“This timeless story of forbidden love, repressed emotions and teenage discovery is no better told than by the young.”
First things first, this is Matthew Bourne’s Romeo + Juliet, and there are so many changes to the original version. Shakespeare scholars may question ‘why’ the story changes as Romeo and Juliet is supposed to be about power, corruption, gang violence, young love and tragic consequences, and the effects on the people that become trapped in that crossfire. So yes, Matthew Bourne’s take on it does vary ever so much from the original storyline.
Matthew Bourne’s Romeo + Juliet is a show with a unique take on the Shakespeare classic. Told with stunning and classic dance routines and a perfect music score by Sergei Prokofiev, it drew a considerable and what seemed like a sellout crowd at Wales Millennium Centre. The set was simple and beautifully white, depicting the ‘Verona Institution’, which is a far cry from the story of Romeo and Juliet that audiences would all be aware of. This variation to the story is that it is set in a secure unit where mental health medication and treatment are used to keep these emotionally and volatile young people in check. The setting is an interesting and thought-provoking choice seeing as mental health is an important issue.
The dancing is brilliantly executed, and while the premise that it is society keeping these two young lovers apart rather than their families is modern and acceptable, the plot appears underdeveloped and is missing a few of the lovable characters that make Romeo and Juliet the classic it is. Romeo and Juliet demonstrates a lesson about feuds and the effect they have on society, and the prices we pay for them. Something is missing from this production, something crucial, I guess it was the absence of any real resolution at the end, and above all, a moral lesson, which is what you find in all of Shakespeare’s plays. The last and third act is way too short for the audience to leave the performance satisfied, and it seems entirely concerned around the death scene, which still tragic, it is as far as you can get from the double suicide element present in the original.

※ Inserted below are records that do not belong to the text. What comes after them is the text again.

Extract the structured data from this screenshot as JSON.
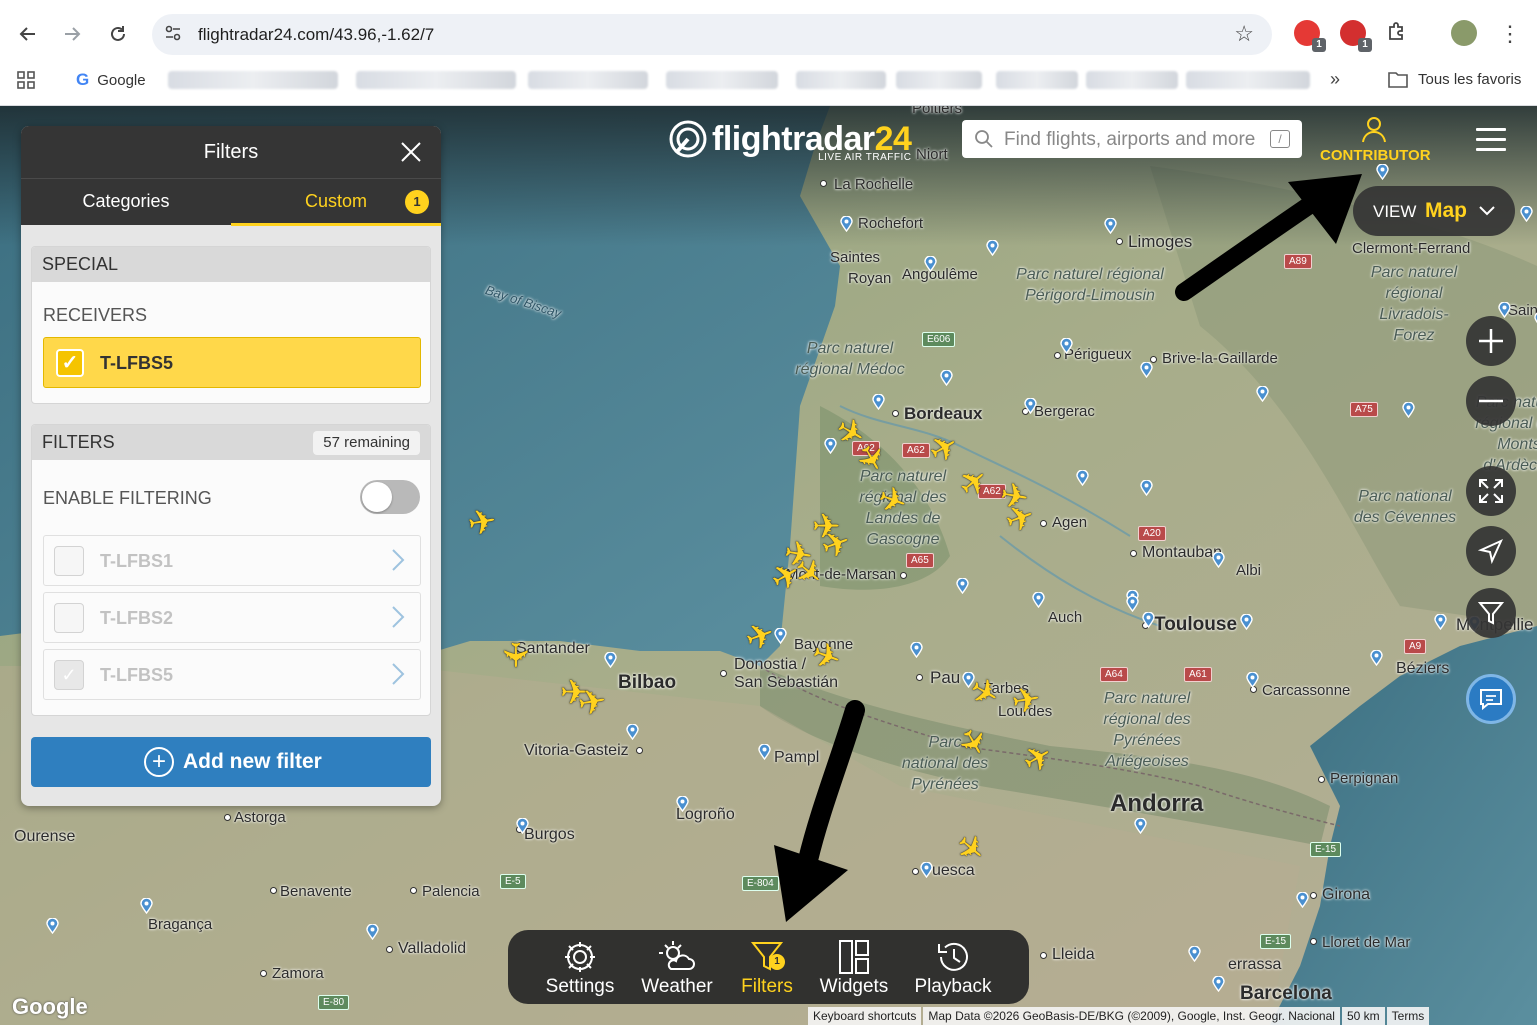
{
  "browser": {
    "url": "flightradar24.com/43.96,-1.62/7",
    "bookmark_google": "Google",
    "bookmark_all": "Tous les favoris",
    "more_chevron": "»",
    "ext_badge_1": "1",
    "ext_badge_2": "1"
  },
  "fr24": {
    "logo_word_a": "flightradar",
    "logo_word_b": "24",
    "logo_sub": "LIVE AIR TRAFFIC",
    "search_placeholder": "Find flights, airports and more",
    "search_shortcut": "/",
    "contributor_label": "CONTRIBUTOR",
    "view_label": "VIEW",
    "view_value": "Map"
  },
  "filters_panel": {
    "title": "Filters",
    "tabs": [
      {
        "label": "Categories"
      },
      {
        "label": "Custom",
        "count": "1"
      }
    ],
    "special_header": "SPECIAL",
    "receivers_label": "RECEIVERS",
    "receiver_selected": "T-LFBS5",
    "filters_header": "FILTERS",
    "remaining": "57 remaining",
    "enable_filtering": "ENABLE FILTERING",
    "filter_items": [
      {
        "label": "T-LFBS1",
        "checked": false
      },
      {
        "label": "T-LFBS2",
        "checked": false
      },
      {
        "label": "T-LFBS5",
        "checked": true
      }
    ],
    "add_button": "Add new filter"
  },
  "bottom_toolbar": {
    "items": [
      {
        "label": "Settings"
      },
      {
        "label": "Weather"
      },
      {
        "label": "Filters",
        "count": "1"
      },
      {
        "label": "Widgets"
      },
      {
        "label": "Playback"
      }
    ]
  },
  "map": {
    "cities": {
      "la_rochelle": "La Rochelle",
      "rochefort": "Rochefort",
      "niort": "Niort",
      "saintes": "Saintes",
      "royan": "Royan",
      "angouleme": "Angoulême",
      "limoges": "Limoges",
      "clermont": "Clermont-Ferrand",
      "perigueux": "Périgueux",
      "brive": "Brive-la-Gaillarde",
      "bordeaux": "Bordeaux",
      "bergerac": "Bergerac",
      "agen": "Agen",
      "montauban": "Montauban",
      "albi": "Albi",
      "mont_de_marsan": "Mont-de-Marsan",
      "toulouse": "Toulouse",
      "auch": "Auch",
      "bayonne": "Bayonne",
      "donostia": "Donostia /",
      "san_sebastian": "San Sebastián",
      "santander": "Santander",
      "bilbao": "Bilbao",
      "vitoria": "Vitoria-Gasteiz",
      "pau": "Pau",
      "tarbes": "Tarbes",
      "lourdes": "Lourdes",
      "pamplona": "Pampl",
      "carcassonne": "Carcassonne",
      "beziers": "Béziers",
      "perpignan": "Perpignan",
      "andorra": "Andorra",
      "logrono": "Logroño",
      "burgos": "Burgos",
      "astorga": "Astorga",
      "ourense": "Ourense",
      "benavente": "Benavente",
      "palencia": "Palencia",
      "braganca": "Bragança",
      "valladolid": "Valladolid",
      "zamora": "Zamora",
      "huesca": "uesca",
      "lleida": "Lleida",
      "girona": "Girona",
      "lloret": "Lloret de Mar",
      "terrassa": "errassa",
      "barcelona": "Barcelona",
      "montpellier": "Montpellie",
      "poitiers": "Poitiers",
      "bay_of_biscay": "Bay of Biscay",
      "sain": "Sain"
    },
    "parks": {
      "perigord": "Parc naturel régional Périgord-Limousin",
      "medoc": "Parc naturel régional Médoc",
      "landes": "Parc naturel régional des Landes de Gascogne",
      "livradois": "Parc naturel régional Livradois-Forez",
      "cevennes": "Parc national des Cévennes",
      "monts": "Parc naturel régional des Monts d'Ardèche",
      "ariege": "Parc naturel régional des Pyrénées Ariégeoises",
      "pyrenees": "Parc national des Pyrénées"
    },
    "roads": {
      "e606": "E606",
      "a89": "A89",
      "a62a": "A62",
      "a62b": "A62",
      "a62c": "A62",
      "a65": "A65",
      "a20": "A20",
      "a75": "A75",
      "a64": "A64",
      "a61": "A61",
      "a9": "A9",
      "e15": "E-15",
      "e15b": "E-15",
      "e5": "E-5",
      "e804": "E-804",
      "e80": "E-80"
    },
    "attribution": {
      "shortcuts": "Keyboard shortcuts",
      "data": "Map Data ©2026 GeoBasis-DE/BKG (©2009), Google, Inst. Geogr. Nacional",
      "scale": "50 km",
      "terms": "Terms"
    },
    "google_logo": "Google"
  },
  "colors": {
    "accent": "#ffd21e",
    "panel_dark": "#353535",
    "button_blue": "#2f7fbf",
    "sea": "#4e7f90",
    "land": "#a5ae8e"
  }
}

You cannot fault the musical score or the dancers who at moments, gave very emotional and highly skilled performances. However, it was difficult at times due to the lack of character development and the ability to identify key supporting characters dramatically, as this impacts on the audience’s emotional connection with the scenes depicted. It also felt like some of the dance routines involving Romeo and Juliet, even though their dancing was elegant and faultless, also did seem to go on a little too long.
Overall, Matthew Bourne’s production is a brilliant, well-executed show with stunning dance routines, which the cast deliver with talent, enthusiasm and vibrancy. If you can watch the performance, forgetting everything you know about Romeo and Juliet, then it is an excellent dance performance. Unfortunately, if you have come for any resemblance of the play that the title proclaims, Shakespeare connoisseurs might well feel like they’ve been short-changed.

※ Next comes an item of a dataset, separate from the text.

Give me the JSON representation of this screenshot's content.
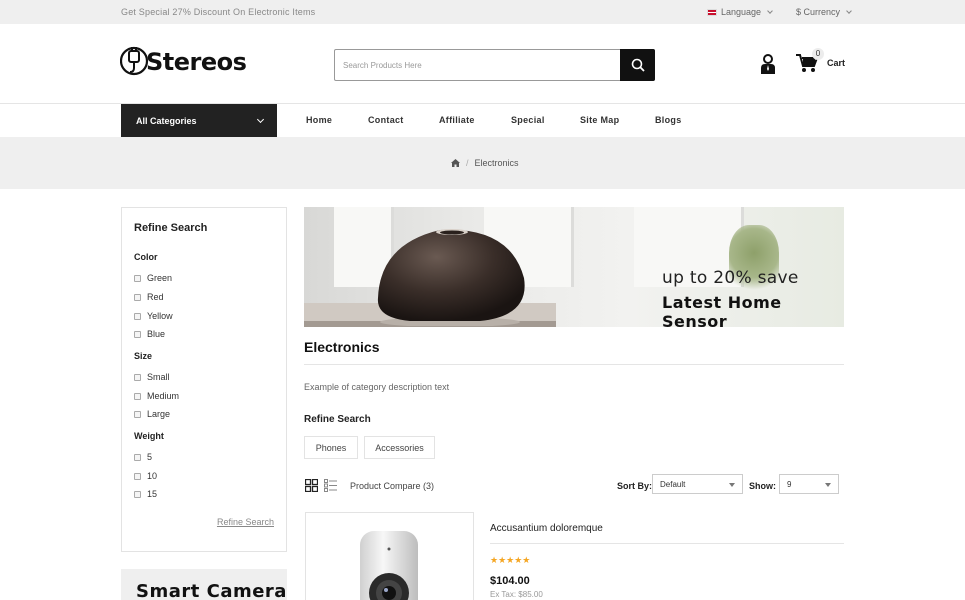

Matthew Bourne’s Romeo + Juliet will be available at Wales millennium centre until the 22nd of June.